Technology helps ease Lunar New Year travel crush, but not everyone benefits
Online booking websites and ride-hailing apps are doing their part to make the annual Spring Festival travel rush less onerous for hundreds of millions of Chinese, but not everyone can master the technology
It is 10 degrees below freezing in Beijing and Wang Yonghai, a construction worker from Songyuan in northeastern Jilin province, is queuing up in the blustery wind to buy a train ticket home for Lunar New Year.
The week-long public holiday, which falls in mid-February this year, is the most important festival in the Chinese calendar, a time when families reunite and share a meal to usher in the new year. Family members, no matter how far-flung, make almost superhuman efforts to reach home, at times enduring what would pass as gross indignities in other countries.
While technology is making the booking of tickets more convenient from the comfort of an office or home or from a smartphone, Wang ranks among those who are not benefiting.
“Do I look like someone who knows how to buy tickets online and collect via automated machines?” said Wang, 63, smiling sheepishly as he lined up at Beijing railway station. “I am just too old, too old for a job, and too old to learn how to play with my phone.”
China Railway has allowed online booking of its tickets via its official website and widened the payment options to include both Alipay and WeChat Pay, the two most popular mobile payments platforms. It’s not all bad for Wang, however, as the lines are now shorter because of mobile booking.
The grandfather recalls getting up at 2am or 3am to queue for train tickets years ago so that he can take the 15-hour journey to reunite with his family for the Lunar New Year festival.
“Now you come in and you can buy ticket straight away. There’s no need for queuing, as most are buying online,” he said.
Zhu Dianwu, 65, is happy that the lines are shorter than they used to be, though he would still rather not brave the frigid weather.
“We are just the few who don’t know how to buy things online,” he said. “See how empty the ticket office is becoming.”
Even though Zhu only got a standing-room only ticket for the seven-hour train ride to Goubangzi county of Jinzhou city in northeast Liaoning province, he is grateful he can head home to his family.
For Wang and Zhu, talk of facial recognition and artificial intelligence, of QR codes and digital tickets, are topics reserved for the technologically savvy.

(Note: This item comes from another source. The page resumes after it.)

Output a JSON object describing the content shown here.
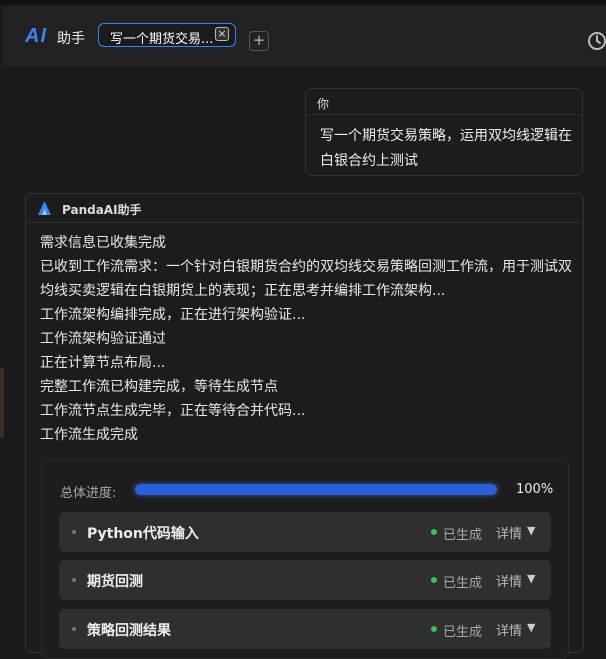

They are the under-skilled, menial workers who have not managed to climb aboard the internet revolution that is creating “unicorns” – private companies with an estimated value of at least US$1 billion – and making millionaires, even billionaires, of millennials.
Occasionally, there are young people dropping by the ticket office. Most of those who agreed to talk said they were just “dropping by” to try their luck for the trains because tickets were sold out online.
At the Yongdingmen long-distance bus station, informal porters help the overladen with bulky items using electric tricycles. The small shops nearby sell motion sickness pills and power banks for long-haul rides.
A 50-year-old construction worker who would only give his family name as Zhao, said he had “no culture” and didn’t know how to buy tickets online. “That is how I always buy my tickets, at the bricks-and-mortar office,” he said.
Having worked in Beijing for over a decade, Zhao is taking home two packs of the local delicacy Peking duck and a small carry-on luggage. His ticket cost 170 yuan (US$27) for a 15-hour bus ride.
Another passenger waiting at the bus station, a 55-year-old dishwasher surnamed Wang, said that people like her have “jobs at the lowest level”. She would ask her younger colleagues to buy the bus tickets for her online. At the end of the 4-hour ride, her children and grandchildren await her in Xinji, Hebei province.
China Railways launched its national railway app in 2011, making this the seventh year that passengers could buy tickets with a smartphone. To encourage people to book their fares online – and not to crowd train stations – tickets are made available on the app one month ahead of the departure date. The app sells tickets three days earlier than those available at physical ticketing points.
“It doesn’t matter nowadays which time you queue in the day, there won’t be many people at any ticketing point,” said an employee working at the Beijing railway station.
That is at least some consolation for those who don’t have the know-how to book the tickets online.